Review the material line by line. Identify and copy every line that contains the string "this".
── RECORDS SUPPLIED ──
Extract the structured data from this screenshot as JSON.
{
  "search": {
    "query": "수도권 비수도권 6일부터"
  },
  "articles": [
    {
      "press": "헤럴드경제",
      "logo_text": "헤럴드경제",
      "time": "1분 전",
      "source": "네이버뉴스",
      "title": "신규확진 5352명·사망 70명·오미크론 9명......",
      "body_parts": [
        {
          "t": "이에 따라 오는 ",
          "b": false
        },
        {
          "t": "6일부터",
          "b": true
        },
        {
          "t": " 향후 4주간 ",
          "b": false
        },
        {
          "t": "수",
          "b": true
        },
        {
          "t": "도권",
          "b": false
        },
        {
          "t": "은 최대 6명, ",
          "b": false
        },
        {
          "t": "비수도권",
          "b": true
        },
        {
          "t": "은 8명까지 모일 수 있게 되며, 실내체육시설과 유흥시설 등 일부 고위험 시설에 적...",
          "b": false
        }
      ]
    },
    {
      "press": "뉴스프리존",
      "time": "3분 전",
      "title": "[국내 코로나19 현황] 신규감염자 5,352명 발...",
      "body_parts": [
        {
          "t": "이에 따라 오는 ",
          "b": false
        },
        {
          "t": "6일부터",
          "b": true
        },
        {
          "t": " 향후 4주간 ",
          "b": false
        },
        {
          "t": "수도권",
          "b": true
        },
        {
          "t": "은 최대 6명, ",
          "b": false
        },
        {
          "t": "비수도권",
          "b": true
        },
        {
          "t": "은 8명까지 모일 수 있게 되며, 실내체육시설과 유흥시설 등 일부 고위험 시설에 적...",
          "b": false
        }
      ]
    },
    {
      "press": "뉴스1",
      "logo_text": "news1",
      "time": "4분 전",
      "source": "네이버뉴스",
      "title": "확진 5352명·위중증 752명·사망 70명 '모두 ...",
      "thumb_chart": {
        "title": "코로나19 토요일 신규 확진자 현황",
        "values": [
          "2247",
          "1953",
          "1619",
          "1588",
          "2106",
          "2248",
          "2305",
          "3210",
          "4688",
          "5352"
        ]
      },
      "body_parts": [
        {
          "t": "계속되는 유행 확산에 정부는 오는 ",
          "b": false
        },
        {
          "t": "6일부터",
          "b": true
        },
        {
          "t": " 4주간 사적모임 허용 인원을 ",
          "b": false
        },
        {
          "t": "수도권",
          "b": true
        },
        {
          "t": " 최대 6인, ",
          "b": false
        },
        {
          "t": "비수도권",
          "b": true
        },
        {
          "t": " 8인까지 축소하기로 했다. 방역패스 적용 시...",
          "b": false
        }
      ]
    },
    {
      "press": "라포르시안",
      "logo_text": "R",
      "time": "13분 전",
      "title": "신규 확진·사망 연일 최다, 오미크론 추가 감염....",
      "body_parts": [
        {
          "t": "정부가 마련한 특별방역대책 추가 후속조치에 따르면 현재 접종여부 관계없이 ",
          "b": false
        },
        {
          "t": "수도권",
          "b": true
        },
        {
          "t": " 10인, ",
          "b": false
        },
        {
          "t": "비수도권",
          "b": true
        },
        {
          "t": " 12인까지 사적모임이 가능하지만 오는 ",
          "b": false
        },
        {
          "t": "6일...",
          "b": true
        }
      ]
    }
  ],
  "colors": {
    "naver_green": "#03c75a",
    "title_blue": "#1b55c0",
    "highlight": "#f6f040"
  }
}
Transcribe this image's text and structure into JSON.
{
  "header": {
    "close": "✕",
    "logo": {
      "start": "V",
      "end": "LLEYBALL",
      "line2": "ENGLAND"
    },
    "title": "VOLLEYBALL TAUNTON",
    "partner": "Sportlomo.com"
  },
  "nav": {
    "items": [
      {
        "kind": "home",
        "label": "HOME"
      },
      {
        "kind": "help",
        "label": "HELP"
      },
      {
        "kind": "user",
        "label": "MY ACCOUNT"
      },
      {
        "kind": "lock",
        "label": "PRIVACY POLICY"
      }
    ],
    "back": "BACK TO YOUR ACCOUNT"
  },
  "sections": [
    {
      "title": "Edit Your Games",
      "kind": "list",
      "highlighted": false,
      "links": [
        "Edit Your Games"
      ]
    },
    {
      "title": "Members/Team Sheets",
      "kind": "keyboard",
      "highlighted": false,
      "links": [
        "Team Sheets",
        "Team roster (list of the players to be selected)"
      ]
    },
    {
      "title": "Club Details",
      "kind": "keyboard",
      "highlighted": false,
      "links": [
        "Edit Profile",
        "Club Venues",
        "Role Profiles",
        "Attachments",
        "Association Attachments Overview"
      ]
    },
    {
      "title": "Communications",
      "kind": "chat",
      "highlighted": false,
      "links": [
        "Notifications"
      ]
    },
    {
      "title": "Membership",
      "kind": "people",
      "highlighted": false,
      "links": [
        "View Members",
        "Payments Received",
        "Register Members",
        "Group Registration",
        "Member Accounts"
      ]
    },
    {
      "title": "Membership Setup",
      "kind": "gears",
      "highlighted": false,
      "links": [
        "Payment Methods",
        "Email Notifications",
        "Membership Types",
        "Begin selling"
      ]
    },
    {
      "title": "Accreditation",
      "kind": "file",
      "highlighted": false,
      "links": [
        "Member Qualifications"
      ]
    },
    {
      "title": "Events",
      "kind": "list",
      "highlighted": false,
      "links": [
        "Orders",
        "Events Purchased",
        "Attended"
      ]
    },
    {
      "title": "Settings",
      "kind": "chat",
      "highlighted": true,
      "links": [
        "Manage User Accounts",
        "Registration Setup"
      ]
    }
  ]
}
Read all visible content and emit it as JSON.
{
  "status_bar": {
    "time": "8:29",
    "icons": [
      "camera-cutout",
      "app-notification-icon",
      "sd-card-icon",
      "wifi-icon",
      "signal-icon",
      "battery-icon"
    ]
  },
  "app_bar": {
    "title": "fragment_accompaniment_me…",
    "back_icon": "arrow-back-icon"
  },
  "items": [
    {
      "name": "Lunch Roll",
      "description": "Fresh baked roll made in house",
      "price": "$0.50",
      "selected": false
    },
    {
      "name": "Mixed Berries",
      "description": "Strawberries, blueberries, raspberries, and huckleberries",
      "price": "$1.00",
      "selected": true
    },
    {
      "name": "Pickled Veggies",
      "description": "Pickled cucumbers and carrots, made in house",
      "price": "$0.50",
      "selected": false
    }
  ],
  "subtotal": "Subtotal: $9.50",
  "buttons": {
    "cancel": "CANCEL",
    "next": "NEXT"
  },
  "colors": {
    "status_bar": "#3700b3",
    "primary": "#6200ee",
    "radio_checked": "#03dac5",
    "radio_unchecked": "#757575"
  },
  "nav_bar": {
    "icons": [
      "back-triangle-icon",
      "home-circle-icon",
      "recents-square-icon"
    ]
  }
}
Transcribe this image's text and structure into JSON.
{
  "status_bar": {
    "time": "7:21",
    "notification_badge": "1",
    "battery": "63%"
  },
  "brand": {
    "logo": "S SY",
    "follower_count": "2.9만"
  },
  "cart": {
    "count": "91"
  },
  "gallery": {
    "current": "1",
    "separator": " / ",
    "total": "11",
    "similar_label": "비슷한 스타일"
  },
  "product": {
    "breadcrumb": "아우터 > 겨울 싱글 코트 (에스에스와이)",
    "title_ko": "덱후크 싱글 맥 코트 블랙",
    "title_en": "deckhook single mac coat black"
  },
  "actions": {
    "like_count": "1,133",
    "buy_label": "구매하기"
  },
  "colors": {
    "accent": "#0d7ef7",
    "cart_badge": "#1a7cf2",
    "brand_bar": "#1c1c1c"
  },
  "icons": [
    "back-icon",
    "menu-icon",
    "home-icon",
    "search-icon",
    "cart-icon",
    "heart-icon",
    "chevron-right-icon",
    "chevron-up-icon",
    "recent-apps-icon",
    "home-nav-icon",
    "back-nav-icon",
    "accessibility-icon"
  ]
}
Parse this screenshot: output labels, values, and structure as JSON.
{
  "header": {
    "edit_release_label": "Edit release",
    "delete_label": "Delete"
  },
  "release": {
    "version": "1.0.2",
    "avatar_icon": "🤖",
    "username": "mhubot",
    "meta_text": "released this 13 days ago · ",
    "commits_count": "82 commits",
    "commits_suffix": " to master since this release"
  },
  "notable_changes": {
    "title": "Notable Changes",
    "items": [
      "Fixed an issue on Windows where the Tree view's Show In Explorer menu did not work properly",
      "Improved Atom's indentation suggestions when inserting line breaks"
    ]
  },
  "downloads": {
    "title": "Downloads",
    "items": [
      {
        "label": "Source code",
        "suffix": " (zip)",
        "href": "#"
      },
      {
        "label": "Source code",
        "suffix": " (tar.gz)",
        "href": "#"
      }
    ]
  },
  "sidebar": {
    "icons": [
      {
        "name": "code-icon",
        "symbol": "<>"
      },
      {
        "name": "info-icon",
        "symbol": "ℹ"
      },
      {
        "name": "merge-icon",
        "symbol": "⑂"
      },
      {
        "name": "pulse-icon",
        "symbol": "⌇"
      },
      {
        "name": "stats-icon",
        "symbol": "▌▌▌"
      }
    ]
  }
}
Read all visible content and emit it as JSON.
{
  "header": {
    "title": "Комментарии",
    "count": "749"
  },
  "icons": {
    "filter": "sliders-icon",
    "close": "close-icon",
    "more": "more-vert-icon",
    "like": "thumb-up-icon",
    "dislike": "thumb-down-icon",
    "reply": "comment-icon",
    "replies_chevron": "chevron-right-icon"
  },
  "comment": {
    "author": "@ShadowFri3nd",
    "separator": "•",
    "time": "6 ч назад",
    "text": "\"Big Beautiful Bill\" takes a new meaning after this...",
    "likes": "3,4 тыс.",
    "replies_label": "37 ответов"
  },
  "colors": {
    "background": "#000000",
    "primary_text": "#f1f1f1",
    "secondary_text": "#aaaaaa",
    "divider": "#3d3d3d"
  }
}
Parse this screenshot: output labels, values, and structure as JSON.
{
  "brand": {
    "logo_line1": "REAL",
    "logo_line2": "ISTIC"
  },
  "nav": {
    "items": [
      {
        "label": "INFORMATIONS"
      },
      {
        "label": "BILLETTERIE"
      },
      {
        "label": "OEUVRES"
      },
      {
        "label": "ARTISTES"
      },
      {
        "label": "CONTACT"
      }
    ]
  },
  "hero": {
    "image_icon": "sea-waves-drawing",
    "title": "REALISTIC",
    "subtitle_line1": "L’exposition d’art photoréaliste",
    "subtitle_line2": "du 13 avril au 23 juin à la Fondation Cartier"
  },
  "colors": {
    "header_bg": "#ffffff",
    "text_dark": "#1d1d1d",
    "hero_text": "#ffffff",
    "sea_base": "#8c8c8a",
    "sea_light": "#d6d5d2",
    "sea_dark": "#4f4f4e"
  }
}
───
REPLY TO THE TASK:
Extract the structured data from this screenshot as JSON.
Transcribe this image's text and structure into JSON.
Transcribe this image's text and structure into JSON.
Parse this screenshot: output labels, values, and structure as JSON.
    "meta_text": "released this 13 days ago · ",
    "commits_suffix": " to master since this release"
    "text": "\"Big Beautiful Bill\" takes a new meaning after this...",
Parse this screenshot: output labels, values, and structure as JSON.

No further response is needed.